### What to work on
Where in the data below does the word "Motion" appear? Copy each line that holds it.

=== Begin Enclosure ===

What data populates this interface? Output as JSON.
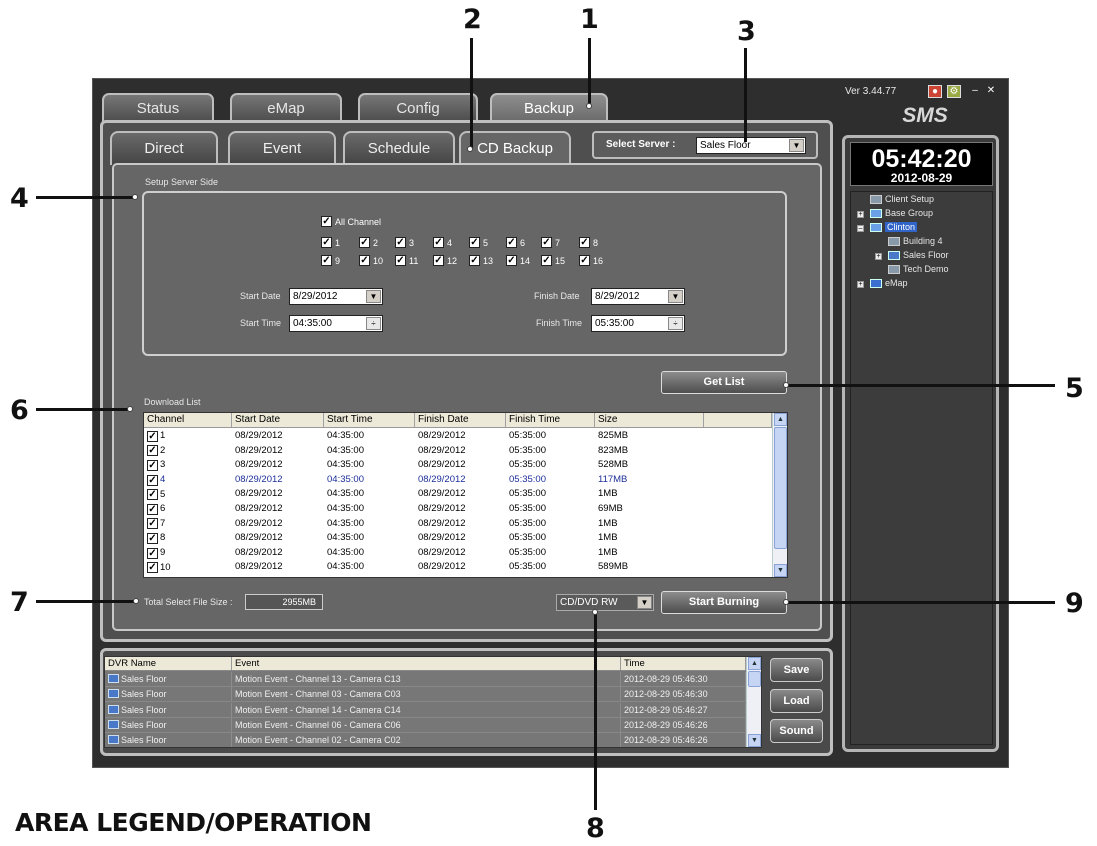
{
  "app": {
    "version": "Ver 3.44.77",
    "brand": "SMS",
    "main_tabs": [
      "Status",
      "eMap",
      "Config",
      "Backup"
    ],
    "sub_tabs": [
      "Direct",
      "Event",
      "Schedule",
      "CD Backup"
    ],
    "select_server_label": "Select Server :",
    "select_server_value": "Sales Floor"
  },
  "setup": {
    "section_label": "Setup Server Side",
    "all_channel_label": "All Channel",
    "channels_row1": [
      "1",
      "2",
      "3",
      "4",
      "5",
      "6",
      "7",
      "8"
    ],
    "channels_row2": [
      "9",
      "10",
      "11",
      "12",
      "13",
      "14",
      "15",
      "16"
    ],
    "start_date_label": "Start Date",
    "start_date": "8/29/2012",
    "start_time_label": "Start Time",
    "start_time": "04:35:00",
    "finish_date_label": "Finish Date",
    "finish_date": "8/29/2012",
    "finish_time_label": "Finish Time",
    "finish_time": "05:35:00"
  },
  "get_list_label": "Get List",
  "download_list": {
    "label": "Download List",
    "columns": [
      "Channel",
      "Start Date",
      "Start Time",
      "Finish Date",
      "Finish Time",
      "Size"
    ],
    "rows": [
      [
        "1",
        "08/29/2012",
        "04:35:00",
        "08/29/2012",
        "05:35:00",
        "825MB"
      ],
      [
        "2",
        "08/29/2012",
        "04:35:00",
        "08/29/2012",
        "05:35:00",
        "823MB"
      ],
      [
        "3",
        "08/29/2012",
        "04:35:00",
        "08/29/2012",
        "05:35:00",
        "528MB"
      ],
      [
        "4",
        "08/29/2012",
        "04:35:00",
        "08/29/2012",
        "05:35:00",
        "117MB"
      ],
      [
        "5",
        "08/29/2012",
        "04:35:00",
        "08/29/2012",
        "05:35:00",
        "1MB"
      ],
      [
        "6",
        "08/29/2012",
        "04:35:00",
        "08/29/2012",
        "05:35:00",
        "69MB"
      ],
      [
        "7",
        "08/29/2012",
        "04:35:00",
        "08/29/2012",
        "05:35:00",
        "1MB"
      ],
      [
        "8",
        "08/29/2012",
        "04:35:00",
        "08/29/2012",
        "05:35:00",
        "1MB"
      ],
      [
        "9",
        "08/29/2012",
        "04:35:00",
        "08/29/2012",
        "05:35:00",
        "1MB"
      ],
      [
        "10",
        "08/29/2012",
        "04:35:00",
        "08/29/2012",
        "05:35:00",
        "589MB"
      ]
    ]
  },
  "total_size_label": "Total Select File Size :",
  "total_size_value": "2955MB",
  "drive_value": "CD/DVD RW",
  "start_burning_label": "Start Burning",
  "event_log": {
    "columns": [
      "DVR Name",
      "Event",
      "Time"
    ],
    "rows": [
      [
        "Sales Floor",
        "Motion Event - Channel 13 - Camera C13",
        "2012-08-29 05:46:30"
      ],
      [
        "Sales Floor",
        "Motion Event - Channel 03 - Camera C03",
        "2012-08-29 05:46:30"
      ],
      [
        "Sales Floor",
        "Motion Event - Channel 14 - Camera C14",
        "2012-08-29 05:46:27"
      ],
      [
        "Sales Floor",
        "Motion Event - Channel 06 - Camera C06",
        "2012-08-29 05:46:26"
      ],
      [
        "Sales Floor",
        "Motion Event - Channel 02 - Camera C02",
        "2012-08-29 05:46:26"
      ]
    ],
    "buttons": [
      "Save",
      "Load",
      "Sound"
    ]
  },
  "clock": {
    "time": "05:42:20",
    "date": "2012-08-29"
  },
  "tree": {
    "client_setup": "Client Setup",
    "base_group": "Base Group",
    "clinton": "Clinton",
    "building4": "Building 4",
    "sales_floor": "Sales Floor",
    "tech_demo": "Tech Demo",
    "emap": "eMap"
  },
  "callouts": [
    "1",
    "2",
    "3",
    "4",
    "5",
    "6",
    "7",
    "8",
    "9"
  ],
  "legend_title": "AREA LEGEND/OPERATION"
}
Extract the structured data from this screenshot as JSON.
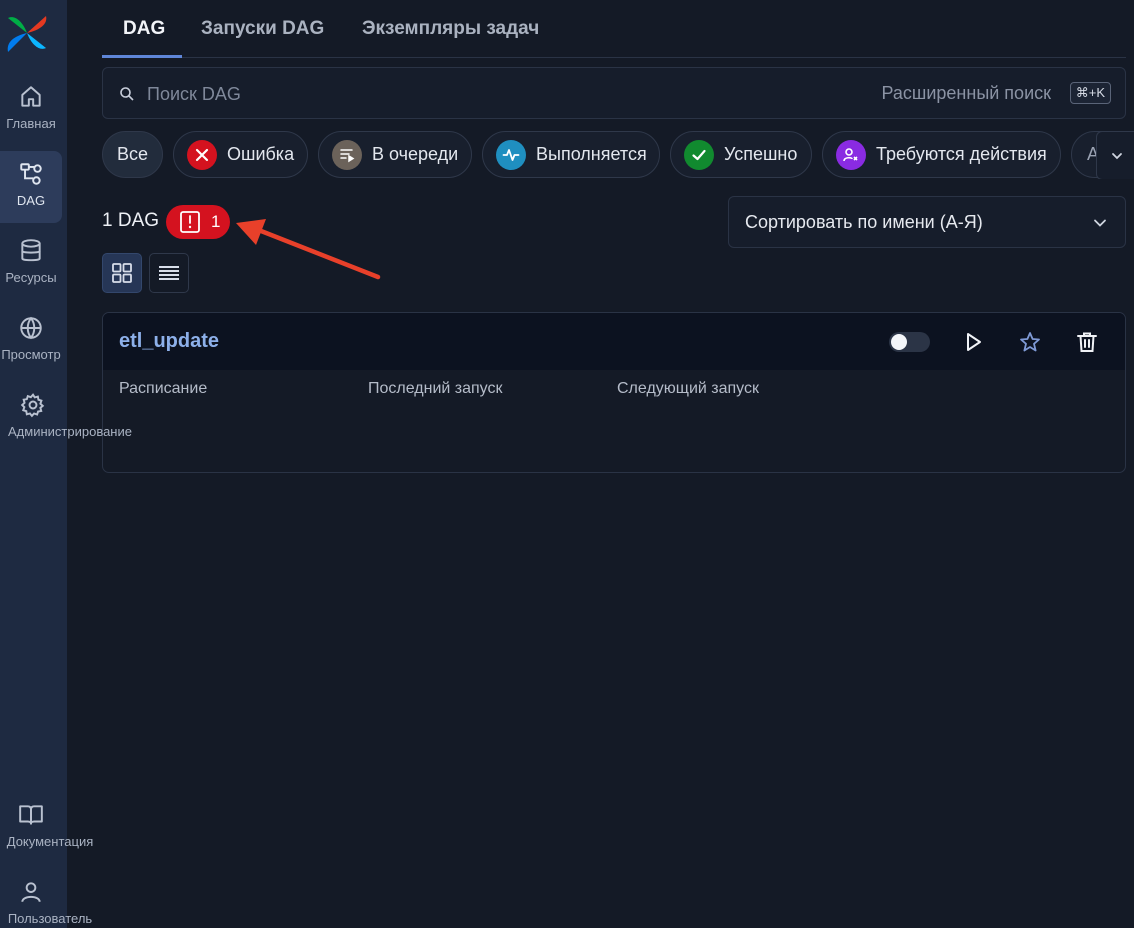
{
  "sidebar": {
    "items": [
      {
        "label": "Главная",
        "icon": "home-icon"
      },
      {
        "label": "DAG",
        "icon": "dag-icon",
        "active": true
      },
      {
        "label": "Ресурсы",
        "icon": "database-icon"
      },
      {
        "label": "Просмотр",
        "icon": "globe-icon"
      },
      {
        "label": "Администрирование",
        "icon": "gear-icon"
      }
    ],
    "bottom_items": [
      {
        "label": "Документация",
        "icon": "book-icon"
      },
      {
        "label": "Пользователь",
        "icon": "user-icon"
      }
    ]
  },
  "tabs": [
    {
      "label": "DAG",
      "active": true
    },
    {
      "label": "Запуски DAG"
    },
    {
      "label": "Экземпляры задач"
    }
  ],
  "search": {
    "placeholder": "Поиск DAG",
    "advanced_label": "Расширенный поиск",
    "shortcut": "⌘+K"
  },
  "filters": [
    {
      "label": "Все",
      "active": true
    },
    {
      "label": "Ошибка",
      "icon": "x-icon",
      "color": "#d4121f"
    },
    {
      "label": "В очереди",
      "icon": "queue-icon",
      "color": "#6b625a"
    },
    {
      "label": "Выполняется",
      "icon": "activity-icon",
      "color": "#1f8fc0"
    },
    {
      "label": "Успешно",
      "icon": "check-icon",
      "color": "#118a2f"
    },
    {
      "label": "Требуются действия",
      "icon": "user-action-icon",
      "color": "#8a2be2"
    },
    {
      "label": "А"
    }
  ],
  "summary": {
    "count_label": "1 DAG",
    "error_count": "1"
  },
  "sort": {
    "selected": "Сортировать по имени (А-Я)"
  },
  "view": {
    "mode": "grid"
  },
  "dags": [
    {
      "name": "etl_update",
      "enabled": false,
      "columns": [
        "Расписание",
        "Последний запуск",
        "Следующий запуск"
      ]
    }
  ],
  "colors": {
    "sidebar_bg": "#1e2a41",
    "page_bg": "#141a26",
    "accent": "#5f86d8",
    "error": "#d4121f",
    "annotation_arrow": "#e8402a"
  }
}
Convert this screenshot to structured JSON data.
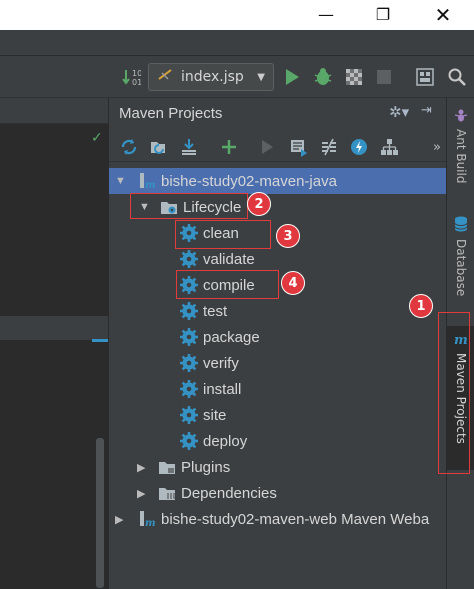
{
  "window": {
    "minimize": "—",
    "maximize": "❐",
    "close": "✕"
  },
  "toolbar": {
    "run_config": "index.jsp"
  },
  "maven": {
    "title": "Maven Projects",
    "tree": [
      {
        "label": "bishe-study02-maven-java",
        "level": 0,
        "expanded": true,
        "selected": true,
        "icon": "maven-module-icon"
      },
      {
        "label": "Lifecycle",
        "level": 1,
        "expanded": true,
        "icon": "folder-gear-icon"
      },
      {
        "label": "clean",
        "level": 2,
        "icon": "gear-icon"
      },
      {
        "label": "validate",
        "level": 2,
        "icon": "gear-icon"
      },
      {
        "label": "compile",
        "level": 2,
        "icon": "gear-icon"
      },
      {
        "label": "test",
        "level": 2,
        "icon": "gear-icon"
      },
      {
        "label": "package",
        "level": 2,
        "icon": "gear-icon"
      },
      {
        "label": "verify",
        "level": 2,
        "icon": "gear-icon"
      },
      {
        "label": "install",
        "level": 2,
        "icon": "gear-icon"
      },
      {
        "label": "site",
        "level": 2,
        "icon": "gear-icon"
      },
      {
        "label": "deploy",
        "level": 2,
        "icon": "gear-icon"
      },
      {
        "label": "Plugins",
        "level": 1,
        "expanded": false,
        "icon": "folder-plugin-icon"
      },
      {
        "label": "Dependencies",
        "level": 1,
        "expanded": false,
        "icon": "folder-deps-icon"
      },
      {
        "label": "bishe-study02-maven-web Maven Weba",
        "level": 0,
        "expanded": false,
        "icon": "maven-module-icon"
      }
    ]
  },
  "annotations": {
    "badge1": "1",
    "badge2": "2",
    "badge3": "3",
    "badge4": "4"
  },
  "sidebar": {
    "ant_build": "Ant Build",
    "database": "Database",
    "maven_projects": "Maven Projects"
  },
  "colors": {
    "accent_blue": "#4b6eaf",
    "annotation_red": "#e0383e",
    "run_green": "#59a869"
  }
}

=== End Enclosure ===

### Answer to the problem
        "Motion Event - Channel 13 - Camera C13",
        "Motion Event - Channel 03 - Camera C03",
        "Motion Event - Channel 14 - Camera C14",
        "Motion Event - Channel 06 - Camera C06",
        "Motion Event - Channel 02 - Camera C02",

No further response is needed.